— What is needed —
The count of lines below that include the string "text" is the whole answer.

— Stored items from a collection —
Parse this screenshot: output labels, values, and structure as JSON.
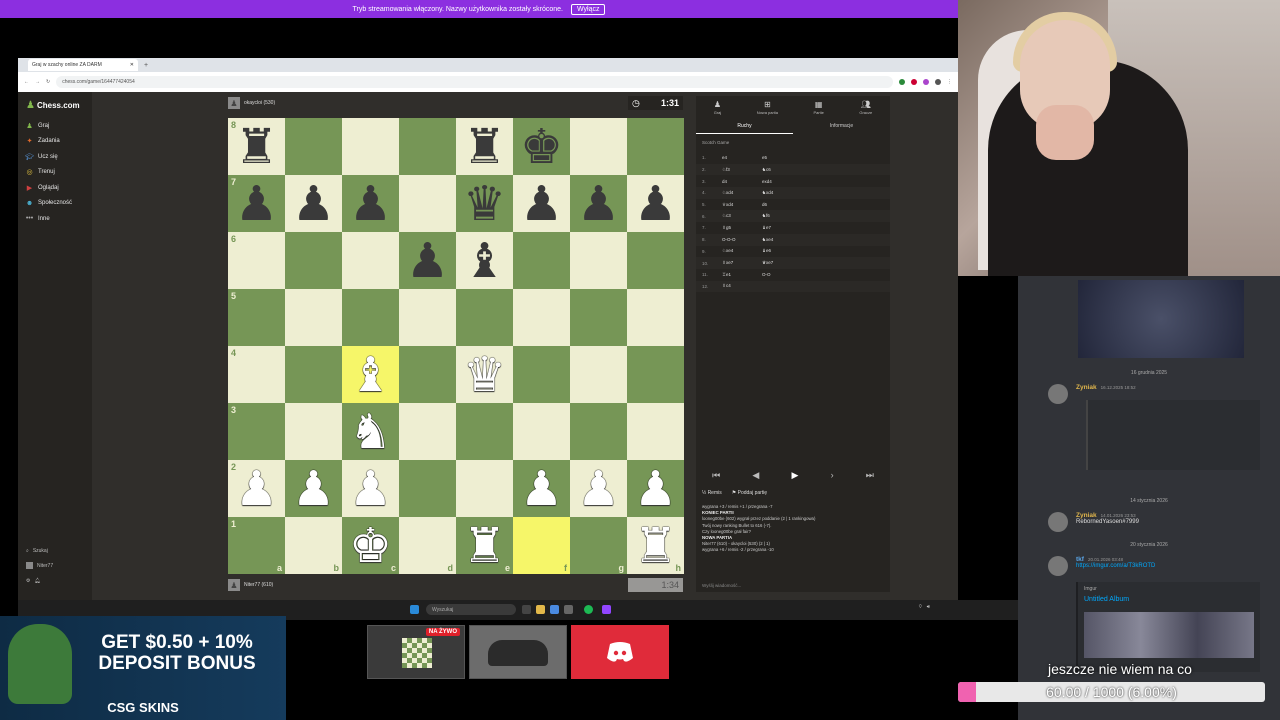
{
  "stream_banner": {
    "text": "Tryb streamowania włączony. Nazwy użytkownika zostały skrócone.",
    "button": "Wyłącz"
  },
  "browser": {
    "tab_title": "Graj w szachy online ZA DARM",
    "url": "chess.com/game/164477424054"
  },
  "sidebar": {
    "logo": "Chess.com",
    "items": [
      {
        "label": "Graj",
        "icon": "pawn-icon"
      },
      {
        "label": "Zadania",
        "icon": "puzzle-icon"
      },
      {
        "label": "Ucz się",
        "icon": "learn-icon"
      },
      {
        "label": "Trenuj",
        "icon": "train-icon"
      },
      {
        "label": "Oglądaj",
        "icon": "watch-icon"
      },
      {
        "label": "Społeczność",
        "icon": "community-icon"
      },
      {
        "label": "Inne",
        "icon": "more-icon"
      }
    ],
    "search_label": "Szukaj",
    "user_label": "Niter77"
  },
  "game": {
    "top_player": "okaycloi (530)",
    "top_clock": "1:31",
    "bottom_player": "Niter77 (610)",
    "bottom_clock": "1:34",
    "files": [
      "a",
      "b",
      "c",
      "d",
      "e",
      "f",
      "g",
      "h"
    ],
    "ranks": [
      "8",
      "7",
      "6",
      "5",
      "4",
      "3",
      "2",
      "1"
    ]
  },
  "board": [
    [
      "r",
      "",
      "",
      "",
      "r",
      "k",
      "",
      ""
    ],
    [
      "p",
      "p",
      "p",
      "",
      "q",
      "p",
      "p",
      "p"
    ],
    [
      "",
      "",
      "",
      "p",
      "b",
      "",
      "",
      ""
    ],
    [
      "",
      "",
      "",
      "",
      "",
      "",
      "",
      ""
    ],
    [
      "",
      "",
      "B",
      "",
      "Q",
      "",
      "",
      ""
    ],
    [
      "",
      "",
      "N",
      "",
      "",
      "",
      "",
      ""
    ],
    [
      "P",
      "P",
      "P",
      "",
      "",
      "P",
      "P",
      "P"
    ],
    [
      "",
      "",
      "K",
      "",
      "R",
      "",
      "",
      "R"
    ]
  ],
  "highlights": [
    "c4",
    "f1"
  ],
  "panel": {
    "tabs": [
      "Graj",
      "Nowa partia",
      "Partie",
      "Gracze"
    ],
    "subtabs": [
      "Ruchy",
      "Informacje"
    ],
    "opening": "Scotch Game",
    "moves": [
      {
        "n": "1.",
        "w": "e4",
        "b": "e5"
      },
      {
        "n": "2.",
        "w": "♘f3",
        "b": "♞c6"
      },
      {
        "n": "3.",
        "w": "d4",
        "b": "exd4"
      },
      {
        "n": "4.",
        "w": "♘xd4",
        "b": "♞xd4"
      },
      {
        "n": "5.",
        "w": "♕xd4",
        "b": "d6"
      },
      {
        "n": "6.",
        "w": "♘c3",
        "b": "♞f6"
      },
      {
        "n": "7.",
        "w": "♗g5",
        "b": "♝e7"
      },
      {
        "n": "8.",
        "w": "O-O-O",
        "b": "♞xe4"
      },
      {
        "n": "9.",
        "w": "♘xe4",
        "b": "♝e6"
      },
      {
        "n": "10.",
        "w": "♗xe7",
        "b": "♛xe7"
      },
      {
        "n": "11.",
        "w": "♖e1",
        "b": "O-O"
      },
      {
        "n": "12.",
        "w": "♗c4",
        "b": ""
      }
    ],
    "actions": [
      "Remis",
      "Poddaj partię"
    ],
    "chat": [
      "wygrana +3 / remis +1 / przegrana -7",
      "KONIEC PARTII",
      "looneg00be (602) wygrał przez poddanie (2 | 1 rankingowa)",
      "Twój nowy ranking Bullet to 616 (-7).",
      "Czy looneg00be grał fair?",
      "NOWA PARTIA",
      "Niter77 (610) - okaycloi (530) (2 | 1)",
      "wygrana +6 / remis -2 / przegrana -10"
    ],
    "input_placeholder": "Wyślij wiadomość..."
  },
  "taskbar": {
    "search": "Wyszukaj"
  },
  "discord": {
    "dates": [
      "16 grudnia 2025",
      "14 stycznia 2026",
      "20 stycznia 2026"
    ],
    "messages": [
      {
        "name": "Zyniak",
        "time": "16.12.2025 18:52",
        "text": ""
      },
      {
        "name": "Zyniak",
        "time": "14.01.2026 23:53",
        "text": "RebornedYasoen#7999"
      },
      {
        "name": "tkf",
        "time": "20.01.2026 03:48",
        "text": "https://imgur.com/a/T3kROTD"
      }
    ],
    "embed_site": "Imgur",
    "embed_title": "Untitled Album"
  },
  "ad": {
    "line1": "GET $0.50 + 10%",
    "line2": "DEPOSIT BONUS",
    "brand": "CSG SKINS"
  },
  "live_badge": "NA ŻYWO",
  "caption": "jeszcze nie wiem na co",
  "goal": {
    "text": "60.00 / 1000 (6.00%)",
    "fraction": 0.06
  }
}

— Result of this task —
5